What Is a Sportsbook?


A sportsbook is a place where people can make wagers on various sporting events. The sports offered in a book are golf, baseball, football, basketball, hockey, ice skating, soccer, horse racing, and greyhound racing. The sportsbook also takes bets on other games, such as boxing and MMA. The number of people placing bets on these events varies throughout the year and peaks at certain times. This is due to a variety of reasons, including the fact that different sports are in season at different times of the year.

In the United States, the legality of sports betting varies by state. Some have regulated, state-licensed books, while others operate as a quasi-private enterprise outside of the official channels. This can lead to a wide variety of rules, regulations, and practices among the individual books. Some of these rules include minimum bet sizes, how to handle bets from minors, and how to handle multiple bettors on the same team.

Many of these regulations are based on state and federal laws. In addition, some are based on local customs and practices. The American Gaming Association has a research arm that tracks these trends and produces reports on the industry. The organization also publishes a list of recommended best practices for sportsbooks.

Sportsbooks are a crucial component of the gambling industry, and they need to be well-regulated. This includes ensuring that the odds are accurate and that winning bets are paid promptly.
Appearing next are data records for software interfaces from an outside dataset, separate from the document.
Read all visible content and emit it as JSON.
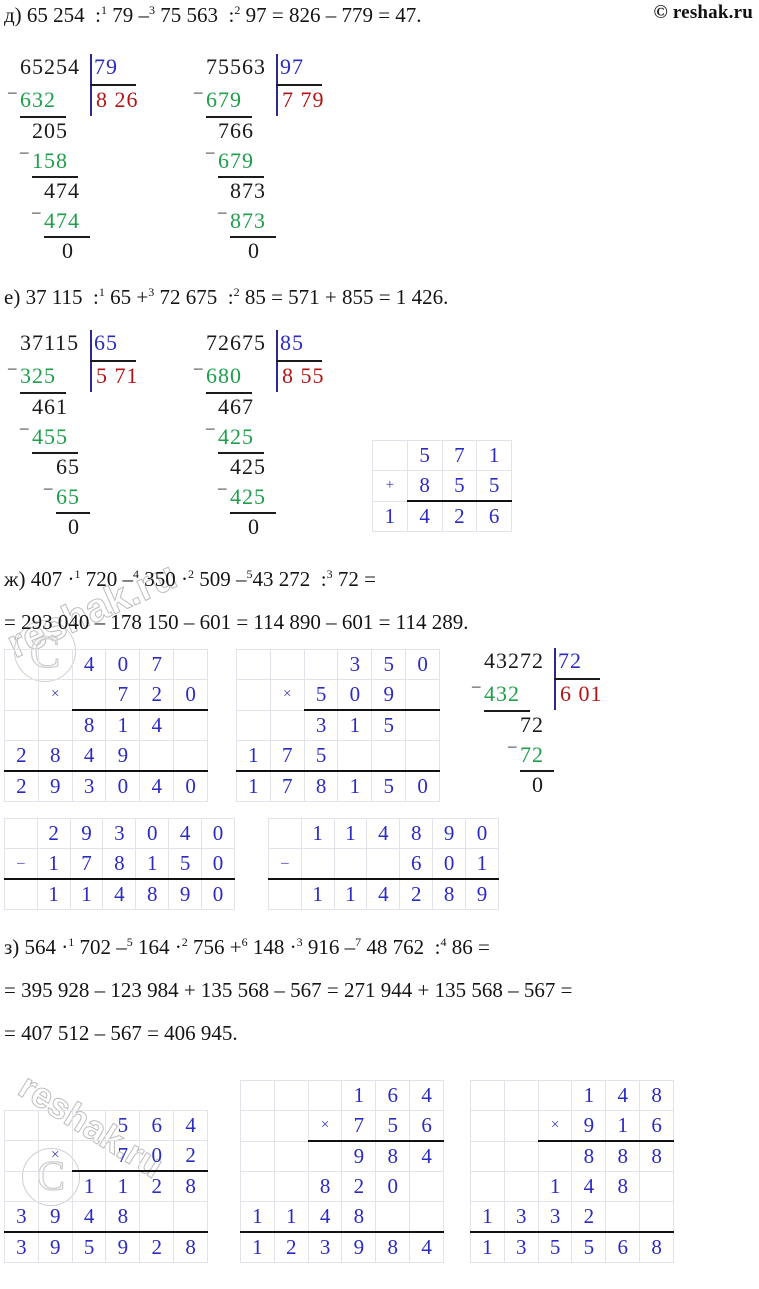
{
  "watermark": {
    "top_right": "© reshak.ru",
    "ghost_text": "reshak.ru",
    "ghost_c": "C"
  },
  "problems": [
    {
      "id": "d",
      "label": "д)",
      "expression_parts": [
        {
          "t": "д) 65 254  :"
        },
        {
          "sup": "1"
        },
        {
          "t": " 79 –"
        },
        {
          "sup": "3"
        },
        {
          "t": " 75 563  :"
        },
        {
          "sup": "2"
        },
        {
          "t": " 97 = 826 – 779 = 47."
        }
      ],
      "expression_plain": "д) 65 254  :1 79 –3 75 563  :2 97 = 826 – 779 = 47."
    },
    {
      "id": "e",
      "label": "е)",
      "expression_plain": "е) 37 115  :1 65 +3 72 675  :2 85 = 571 + 855 = 1 426."
    },
    {
      "id": "zh",
      "label": "ж)",
      "expression_plain": "ж) 407 ·1 720 –4 350 ·2 509 –543 272  :3 72 =",
      "expression2_plain": "= 293 040 – 178 150 – 601 = 114 890 – 601 = 114 289."
    },
    {
      "id": "z",
      "label": "з)",
      "expression_plain": "з) 564 ·1 702 –5 164 ·2 756 +6 148 ·3 916 –7 48 762  :4 86 =",
      "expression2_plain": "= 395 928 – 123 984 + 135 568 – 567 = 271 944 + 135 568 – 567 =",
      "expression3_plain": "= 407 512 – 567 = 406 945."
    }
  ],
  "long_divisions": [
    {
      "name": "65254-by-79",
      "dividend": "65254",
      "divisor": "79",
      "quotient": "8 26",
      "steps": [
        "632",
        "205",
        "158",
        "474",
        "474",
        "0"
      ]
    },
    {
      "name": "75563-by-97",
      "dividend": "75563",
      "divisor": "97",
      "quotient": "7 79",
      "steps": [
        "679",
        "766",
        "679",
        "873",
        "873",
        "0"
      ]
    },
    {
      "name": "37115-by-65",
      "dividend": "37115",
      "divisor": "65",
      "quotient": "5 71",
      "steps": [
        "325",
        "461",
        "455",
        "65",
        "65",
        "0"
      ]
    },
    {
      "name": "72675-by-85",
      "dividend": "72675",
      "divisor": "85",
      "quotient": "8 55",
      "steps": [
        "680",
        "467",
        "425",
        "425",
        "425",
        "0"
      ]
    },
    {
      "name": "43272-by-72",
      "dividend": "43272",
      "divisor": "72",
      "quotient": "6 01",
      "steps": [
        "432",
        "72",
        "72",
        "0"
      ]
    }
  ],
  "grids": [
    {
      "name": "addition-571-plus-855",
      "type": "addition",
      "cols": 4,
      "rows": [
        [
          "",
          "5",
          "7",
          "1"
        ],
        [
          "+",
          "8",
          "5",
          "5"
        ],
        [
          "1",
          "4",
          "2",
          "6"
        ]
      ]
    },
    {
      "name": "multiply-407-by-720",
      "type": "multiplication",
      "cols": 6,
      "rows": [
        [
          "",
          "",
          "4",
          "0",
          "7",
          ""
        ],
        [
          "",
          "×",
          "",
          "7",
          "2",
          "0"
        ],
        [
          "",
          "",
          "8",
          "1",
          "4",
          ""
        ],
        [
          "2",
          "8",
          "4",
          "9",
          "",
          ""
        ],
        [
          "2",
          "9",
          "3",
          "0",
          "4",
          "0"
        ]
      ]
    },
    {
      "name": "multiply-350-by-509",
      "type": "multiplication",
      "cols": 6,
      "rows": [
        [
          "",
          "",
          "",
          "3",
          "5",
          "0"
        ],
        [
          "",
          "×",
          "5",
          "0",
          "9",
          ""
        ],
        [
          "",
          "",
          "3",
          "1",
          "5",
          ""
        ],
        [
          "1",
          "7",
          "5",
          "",
          "",
          ""
        ],
        [
          "1",
          "7",
          "8",
          "1",
          "5",
          "0"
        ]
      ]
    },
    {
      "name": "subtract-293040-minus-178150",
      "type": "subtraction",
      "cols": 7,
      "rows": [
        [
          "",
          "2",
          "9",
          "3",
          "0",
          "4",
          "0"
        ],
        [
          "–",
          "1",
          "7",
          "8",
          "1",
          "5",
          "0"
        ],
        [
          "",
          "1",
          "1",
          "4",
          "8",
          "9",
          "0"
        ]
      ]
    },
    {
      "name": "subtract-114890-minus-601",
      "type": "subtraction",
      "cols": 7,
      "rows": [
        [
          "",
          "1",
          "1",
          "4",
          "8",
          "9",
          "0"
        ],
        [
          "–",
          "",
          "",
          "",
          "6",
          "0",
          "1"
        ],
        [
          "",
          "1",
          "1",
          "4",
          "2",
          "8",
          "9"
        ]
      ]
    },
    {
      "name": "multiply-564-by-702",
      "type": "multiplication",
      "cols": 6,
      "rows": [
        [
          "",
          "",
          "",
          "5",
          "6",
          "4"
        ],
        [
          "",
          "×",
          "",
          "7",
          "0",
          "2"
        ],
        [
          "",
          "",
          "1",
          "1",
          "2",
          "8"
        ],
        [
          "3",
          "9",
          "4",
          "8",
          "",
          ""
        ],
        [
          "3",
          "9",
          "5",
          "9",
          "2",
          "8"
        ]
      ]
    },
    {
      "name": "multiply-164-by-756",
      "type": "multiplication",
      "cols": 6,
      "rows": [
        [
          "",
          "",
          "",
          "1",
          "6",
          "4"
        ],
        [
          "",
          "",
          "×",
          "7",
          "5",
          "6"
        ],
        [
          "",
          "",
          "",
          "9",
          "8",
          "4"
        ],
        [
          "",
          "",
          "8",
          "2",
          "0",
          ""
        ],
        [
          "1",
          "1",
          "4",
          "8",
          "",
          ""
        ],
        [
          "1",
          "2",
          "3",
          "9",
          "8",
          "4"
        ]
      ]
    },
    {
      "name": "multiply-148-by-916",
      "type": "multiplication",
      "cols": 6,
      "rows": [
        [
          "",
          "",
          "",
          "1",
          "4",
          "8"
        ],
        [
          "",
          "",
          "×",
          "9",
          "1",
          "6"
        ],
        [
          "",
          "",
          "",
          "8",
          "8",
          "8"
        ],
        [
          "",
          "",
          "1",
          "4",
          "8",
          ""
        ],
        [
          "1",
          "3",
          "3",
          "2",
          "",
          ""
        ],
        [
          "1",
          "3",
          "5",
          "5",
          "6",
          "8"
        ]
      ]
    }
  ],
  "colors": {
    "blue": "#2b2bc4",
    "green": "#1f9e4b",
    "red": "#b01515",
    "dark": "#1a1a1a",
    "grid_line": "#e2e2ea"
  }
}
Additionally, a sportsbook should have appropriate security measures in place and offer customer service that is both friendly and prompt.
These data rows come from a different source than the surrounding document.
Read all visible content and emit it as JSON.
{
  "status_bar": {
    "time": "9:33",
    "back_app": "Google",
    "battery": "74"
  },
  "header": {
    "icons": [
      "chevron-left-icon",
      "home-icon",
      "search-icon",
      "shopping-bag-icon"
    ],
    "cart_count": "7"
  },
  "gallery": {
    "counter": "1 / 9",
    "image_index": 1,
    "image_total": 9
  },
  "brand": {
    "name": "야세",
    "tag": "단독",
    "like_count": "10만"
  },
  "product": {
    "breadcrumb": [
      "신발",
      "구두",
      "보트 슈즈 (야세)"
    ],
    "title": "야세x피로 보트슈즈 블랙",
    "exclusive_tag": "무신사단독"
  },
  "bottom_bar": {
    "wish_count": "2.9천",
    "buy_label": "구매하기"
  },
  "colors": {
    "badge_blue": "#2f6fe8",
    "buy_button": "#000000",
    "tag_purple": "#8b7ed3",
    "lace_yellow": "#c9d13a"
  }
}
While it is possible to place a bet at a physical sportsbook, the vast majority of wagers are placed online. The Internet allows sports enthusiasts to research the odds of different events and find a site that offers the best value for their money. This can be done by examining user reviews, but it is important to remember that opinions are subjective. What one person views as negative, another may view as positive.

A sportsbook makes money by charging a fee to bettors called the juice or vig. This is a percentage of the total amount wagered by bettors. The sportsbook aims to take as much action on both sides of the game as possible and earns a profit when it wins more bets than it loses.

As sports betting becomes increasingly prevalent in the United States, it is vital that sportsbooks keep up with the changing regulations. To ensure that they are in compliance with all state laws, sportsbooks must have a knowledgeable staff that is familiar with the regulatory process and can answer any questions.

In order to ensure that the sportsbook is a profitable operation year-round, it’s essential to use pay per head software. This type of software reduces the costs of running a sportsbook, making it more affordable for everyone involved. In addition, it helps to keep the sportsbook active during the off-season when many sports are not in play.